1. Logos. People use their cars to broadcast things that are important to them to the rest of the traveling public – their favorite sports team, the fact that they’re memorializing a lost loved one by plastering their birth and death dates on the back window, or their affiliation with PETA, the NRA, or their great love of some random geographic location. What I never really expected to see was someone driving past with a two foot tall Under Armor logo affixed to his back window. I’m sure they make some very nice clothing, but for some reason it feels pretty much like me having a giant Fruit of the Loom logo emblazoned across the back of my truck. No matter how comfy they might be, it’s a safe bet that almost no one on the planet actually cares about your choices in underwear… but maybe I could interest you in a nice Dale Earnhardt “3” with angel wings if you’re really looking to class up your ride a little.
2. Printing. It’s apparently the hardest function known to network engineering. I don’t generally like having hard copies floating around, but there are just some moments when you can’t avoid needed a paper copy. Sure, that’s mostly because we’re woefully behind the curve when it comes to adopting ultra-portable computers and tablet technology, but that’s a different rant for a different night. All I really need is a printer that works reliably on the three days a month when I actually do need a dead tree copy of something. I can manage to keep a 99.99% up time on my home network with a history degree and a reasonable dose of common sense, surely the cast of hundreds who theoretically have advanced training and education in networking can come up with a way to make the bloody printers work.
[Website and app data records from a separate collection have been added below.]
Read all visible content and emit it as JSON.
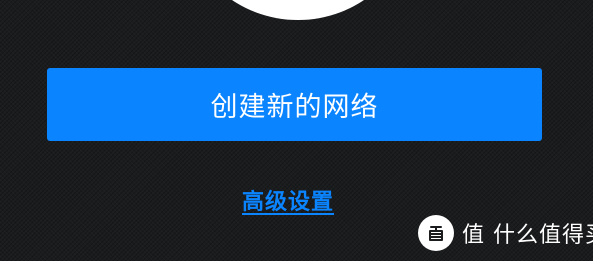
{
  "create_button": {
    "label": "创建新的网络"
  },
  "advanced_link": {
    "label": "高级设置"
  },
  "watermark": {
    "text": "值 什么值得买",
    "logo_icon": "zhi-logo-icon"
  },
  "colors": {
    "background": "#1b1c1e",
    "accent": "#0a84ff",
    "text": "#ffffff"
  }
}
3. Darkness at dawn. I’m ready for the cool, crisp evenings, but I’m not in any way prepared for the 6AM darkness that comes along with the end of summer. Over the last week I’ve regretfully noted the darkness encroaching a little further into the morning routine. At the end of July, the sun sparkled on the dew covered grass long before 6AM. Here at the end of August, there’s barely enough light to make out cars and houses on the other side of the road. In another few weeks it’ll be pitch black for the entire morning routine. A few weeks after that, it’ll be dark for the evening routine too. Maybe there’s something poetic about 10 hours of work and commute bookended by pitch blackness, but I trade in prose, not poetry, so the long, dark nights can bugger off because I’m nowhere near ready for them yet.